Stuckert-Davis’ attorney cited the respective testimonies of the Blank defendants’ maintenance manager and vice president of management, who testified that they did not feel it was their company’s duty to inspect the area in question because they believed the pathway was not on their property. Counsel argued that despite this claimed non-ownership of the area on which the pathway is located, the company continued to maintain the area by trimming the area’s bushes.
Counsel further asserted that the Blank defendants had had notice of the pathway’s pedestrian usage, as they had sent a letter to The Drafting Room requesting that its employees and patrons cease their use of the unofficial walkway.
Counsel for the Blank defendants asserted that Stuckert-Davis should have been more careful where she walked, and was therefore comparatively at fault for the accident. Counsel suggested that instead of walking, she should have gotten in her vehicle and driven to The Drafting Room, where she could have parked in a designated parking space and safely walked to the bar. Furthermore, the pathway was not located on the Blank defendants’ property, it was argued; instead, it was claimed, the pathway lay on the premises of The Drafting Room, which owned the cable that Stuckert-Davis tripped on.
DRI Real Estate Holdings LLP echoed Stuckert-Davis’ theory of liability, contending that the pathway belonged on the Blank defendants’ property.
The day after her accident, Stuckert-Davis, complaining of swelling in her right wrist, presented to an emergency room, where it was suspected that she had suffered a chipped fracture; however, an X-ray was negative.
She followed up with her primary-care physician, who ordered an MRI, which did not show any damage. She was put on a two-month course of physical therapy, but the treatment allegedly worsened Stuckert-Davis’ condition. Stuckert-Davis then presented to an orthopedic surgeon, who ordered another MRI and diagnosed her with a right-central triangular fibrocartilage complex (TFCC). In February 2009, she received a steroid injection. Stuckert-Davis was then sent to a hand surgeon, who, in April 2009, surgically repaired the cartilage in her wrist via arthroscopy and debridement. She was treated with three additional months of therapy and follow-up visits with her physicians.
Stuckert-Davis’ treating hand surgeon attributed her injury and treatment to the fall and said it was possible she will need an osteotomy on her wrist in the future because of an exacerbation of a pre-existing wrist condition that was asymptomatic pre-accident. (No special damages were boarded

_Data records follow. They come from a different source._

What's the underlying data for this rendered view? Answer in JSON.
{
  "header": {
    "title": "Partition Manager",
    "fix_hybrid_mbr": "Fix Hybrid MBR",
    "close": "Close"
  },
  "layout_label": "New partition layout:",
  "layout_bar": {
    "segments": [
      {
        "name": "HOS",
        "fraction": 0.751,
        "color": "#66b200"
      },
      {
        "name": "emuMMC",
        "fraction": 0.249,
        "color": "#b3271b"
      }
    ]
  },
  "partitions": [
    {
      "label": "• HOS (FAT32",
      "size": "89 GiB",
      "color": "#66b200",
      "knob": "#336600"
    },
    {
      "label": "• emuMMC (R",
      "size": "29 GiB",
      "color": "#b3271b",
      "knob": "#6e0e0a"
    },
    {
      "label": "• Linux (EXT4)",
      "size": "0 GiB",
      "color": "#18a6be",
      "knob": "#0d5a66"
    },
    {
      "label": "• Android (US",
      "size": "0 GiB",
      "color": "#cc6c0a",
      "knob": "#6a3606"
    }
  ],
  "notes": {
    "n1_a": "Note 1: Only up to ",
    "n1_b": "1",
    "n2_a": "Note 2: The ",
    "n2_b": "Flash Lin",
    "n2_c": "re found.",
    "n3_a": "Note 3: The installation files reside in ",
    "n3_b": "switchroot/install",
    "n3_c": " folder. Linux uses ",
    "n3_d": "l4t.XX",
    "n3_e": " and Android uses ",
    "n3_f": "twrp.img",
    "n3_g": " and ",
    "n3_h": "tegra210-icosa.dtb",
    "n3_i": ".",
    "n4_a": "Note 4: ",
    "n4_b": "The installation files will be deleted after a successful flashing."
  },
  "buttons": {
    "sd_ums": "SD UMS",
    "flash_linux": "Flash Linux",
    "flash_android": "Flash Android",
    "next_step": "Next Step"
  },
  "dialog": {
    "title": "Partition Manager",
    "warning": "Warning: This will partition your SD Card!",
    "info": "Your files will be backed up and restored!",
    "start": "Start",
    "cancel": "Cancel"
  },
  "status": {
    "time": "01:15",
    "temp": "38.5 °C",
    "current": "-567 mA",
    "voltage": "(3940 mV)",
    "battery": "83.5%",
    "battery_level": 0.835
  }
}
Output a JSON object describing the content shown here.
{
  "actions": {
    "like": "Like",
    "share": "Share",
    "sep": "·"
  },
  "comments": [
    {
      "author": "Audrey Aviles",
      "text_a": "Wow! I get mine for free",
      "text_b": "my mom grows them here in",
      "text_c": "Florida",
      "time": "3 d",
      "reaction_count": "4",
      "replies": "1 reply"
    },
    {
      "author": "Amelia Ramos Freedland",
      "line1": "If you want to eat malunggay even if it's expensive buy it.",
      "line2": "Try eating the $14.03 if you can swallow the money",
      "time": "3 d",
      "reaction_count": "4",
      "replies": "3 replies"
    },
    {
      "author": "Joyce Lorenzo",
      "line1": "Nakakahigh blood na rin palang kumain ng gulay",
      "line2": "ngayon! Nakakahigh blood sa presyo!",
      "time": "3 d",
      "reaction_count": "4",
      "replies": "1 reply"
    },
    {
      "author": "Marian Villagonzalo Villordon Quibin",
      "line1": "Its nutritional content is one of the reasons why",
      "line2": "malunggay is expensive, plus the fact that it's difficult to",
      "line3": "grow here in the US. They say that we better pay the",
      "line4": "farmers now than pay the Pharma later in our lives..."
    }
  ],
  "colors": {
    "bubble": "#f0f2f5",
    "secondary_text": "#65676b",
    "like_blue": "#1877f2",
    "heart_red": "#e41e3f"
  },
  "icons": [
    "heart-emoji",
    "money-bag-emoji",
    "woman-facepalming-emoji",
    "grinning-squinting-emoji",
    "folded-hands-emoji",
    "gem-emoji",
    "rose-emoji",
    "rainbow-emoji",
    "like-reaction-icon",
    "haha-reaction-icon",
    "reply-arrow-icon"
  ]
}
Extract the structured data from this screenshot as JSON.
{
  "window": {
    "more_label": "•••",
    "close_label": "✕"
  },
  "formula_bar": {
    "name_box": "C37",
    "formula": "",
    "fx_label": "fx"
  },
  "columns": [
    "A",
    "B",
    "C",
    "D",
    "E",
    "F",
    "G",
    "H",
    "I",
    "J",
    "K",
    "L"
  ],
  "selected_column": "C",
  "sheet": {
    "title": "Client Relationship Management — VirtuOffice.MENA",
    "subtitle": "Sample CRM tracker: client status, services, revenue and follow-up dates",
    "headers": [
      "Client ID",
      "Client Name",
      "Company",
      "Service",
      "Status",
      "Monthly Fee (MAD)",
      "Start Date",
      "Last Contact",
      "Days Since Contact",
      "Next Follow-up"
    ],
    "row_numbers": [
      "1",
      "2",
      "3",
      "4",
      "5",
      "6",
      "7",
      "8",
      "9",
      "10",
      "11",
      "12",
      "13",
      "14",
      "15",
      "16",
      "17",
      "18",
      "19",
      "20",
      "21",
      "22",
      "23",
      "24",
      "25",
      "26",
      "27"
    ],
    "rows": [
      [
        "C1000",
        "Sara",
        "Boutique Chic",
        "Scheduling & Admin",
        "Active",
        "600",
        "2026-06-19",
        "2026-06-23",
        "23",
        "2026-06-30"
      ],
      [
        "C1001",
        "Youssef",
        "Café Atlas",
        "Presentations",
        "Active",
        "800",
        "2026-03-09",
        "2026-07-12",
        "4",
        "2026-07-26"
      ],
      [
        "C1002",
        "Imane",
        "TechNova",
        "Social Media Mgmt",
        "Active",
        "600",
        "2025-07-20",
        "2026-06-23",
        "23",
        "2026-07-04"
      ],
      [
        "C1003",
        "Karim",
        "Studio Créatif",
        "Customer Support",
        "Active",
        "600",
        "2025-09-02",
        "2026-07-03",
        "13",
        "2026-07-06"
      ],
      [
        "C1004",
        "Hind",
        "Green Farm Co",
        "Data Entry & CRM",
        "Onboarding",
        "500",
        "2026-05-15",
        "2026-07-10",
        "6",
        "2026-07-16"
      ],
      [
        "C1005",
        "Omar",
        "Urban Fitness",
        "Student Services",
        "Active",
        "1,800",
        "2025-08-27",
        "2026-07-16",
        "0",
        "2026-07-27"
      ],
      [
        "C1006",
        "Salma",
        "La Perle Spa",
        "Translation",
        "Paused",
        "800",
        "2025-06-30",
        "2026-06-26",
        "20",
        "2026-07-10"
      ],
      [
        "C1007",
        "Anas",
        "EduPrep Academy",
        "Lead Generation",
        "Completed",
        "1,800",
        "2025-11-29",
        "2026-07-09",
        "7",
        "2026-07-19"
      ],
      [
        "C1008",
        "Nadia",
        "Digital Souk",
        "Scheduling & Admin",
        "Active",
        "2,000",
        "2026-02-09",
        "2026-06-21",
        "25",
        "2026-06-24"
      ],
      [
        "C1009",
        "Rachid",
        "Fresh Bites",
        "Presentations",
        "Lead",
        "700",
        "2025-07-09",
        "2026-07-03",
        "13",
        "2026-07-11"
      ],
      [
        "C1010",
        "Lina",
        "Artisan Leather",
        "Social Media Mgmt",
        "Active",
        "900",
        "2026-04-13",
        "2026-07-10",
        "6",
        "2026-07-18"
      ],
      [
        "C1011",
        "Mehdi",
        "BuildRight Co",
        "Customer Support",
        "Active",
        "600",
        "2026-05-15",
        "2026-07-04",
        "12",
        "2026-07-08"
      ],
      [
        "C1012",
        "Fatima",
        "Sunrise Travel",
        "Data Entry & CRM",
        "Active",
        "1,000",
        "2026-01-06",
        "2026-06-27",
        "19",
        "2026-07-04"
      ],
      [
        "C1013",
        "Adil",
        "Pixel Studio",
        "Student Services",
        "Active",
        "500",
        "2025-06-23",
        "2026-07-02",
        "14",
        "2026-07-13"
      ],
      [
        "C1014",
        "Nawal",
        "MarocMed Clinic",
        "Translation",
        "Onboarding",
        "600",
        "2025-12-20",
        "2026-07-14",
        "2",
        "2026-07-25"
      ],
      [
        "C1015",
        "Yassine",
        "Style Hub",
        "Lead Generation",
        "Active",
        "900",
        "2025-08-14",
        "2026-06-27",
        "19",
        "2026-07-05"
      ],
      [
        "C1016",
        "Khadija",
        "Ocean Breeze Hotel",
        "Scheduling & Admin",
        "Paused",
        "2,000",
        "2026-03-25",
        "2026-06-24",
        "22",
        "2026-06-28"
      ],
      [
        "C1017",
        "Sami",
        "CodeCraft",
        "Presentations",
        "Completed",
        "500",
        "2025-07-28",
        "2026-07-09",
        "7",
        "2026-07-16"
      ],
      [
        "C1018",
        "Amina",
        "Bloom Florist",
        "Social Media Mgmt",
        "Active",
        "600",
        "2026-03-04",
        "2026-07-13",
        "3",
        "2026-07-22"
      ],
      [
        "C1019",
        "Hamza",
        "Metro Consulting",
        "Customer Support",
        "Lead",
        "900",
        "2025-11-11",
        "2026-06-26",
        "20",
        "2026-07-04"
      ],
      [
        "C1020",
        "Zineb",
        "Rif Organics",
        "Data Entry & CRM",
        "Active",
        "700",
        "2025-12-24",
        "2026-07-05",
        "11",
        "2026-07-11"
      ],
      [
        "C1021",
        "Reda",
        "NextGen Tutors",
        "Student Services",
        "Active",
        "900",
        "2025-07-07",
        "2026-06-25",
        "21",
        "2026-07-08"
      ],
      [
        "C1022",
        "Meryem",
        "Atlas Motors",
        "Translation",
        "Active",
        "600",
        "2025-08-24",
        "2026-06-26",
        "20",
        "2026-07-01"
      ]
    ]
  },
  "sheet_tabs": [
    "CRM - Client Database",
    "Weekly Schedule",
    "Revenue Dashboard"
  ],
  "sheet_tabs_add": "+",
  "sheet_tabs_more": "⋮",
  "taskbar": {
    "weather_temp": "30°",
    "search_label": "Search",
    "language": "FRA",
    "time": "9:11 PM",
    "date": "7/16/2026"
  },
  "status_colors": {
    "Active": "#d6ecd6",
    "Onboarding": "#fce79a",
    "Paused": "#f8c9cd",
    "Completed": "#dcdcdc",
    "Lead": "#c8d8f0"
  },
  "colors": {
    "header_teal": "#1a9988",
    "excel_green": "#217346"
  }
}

by Stuckert-Davis’ counsel.)Stuckert-Davis said she has immense difficulty grasping, pulling and lifting with her right hand, which limits her ability to perform typical daily actions such as opening a car door, turning a key and driving. Her suit sought to recover unspecified amounts of non-economic damages for past and future pain and suffering.
An expert in orthopedic surgery retained by counsel for the Blank defendants maintained that Stuckert-Davis’ treatment had been the result of the pre-existing wrist condition, which was not exacerbated by the trauma of this accident, it was argued.The jury found that the Blank defendants had been 100 percent at fault with respect to Stuckert-Davis’ accident.
No liability was found against DRI Real Estate Holdings.
Stuckert-Davis was awarded damages totaling $500,000.
— This report first appeared in VerdictSearch Pennsylvania, a publication of ALM •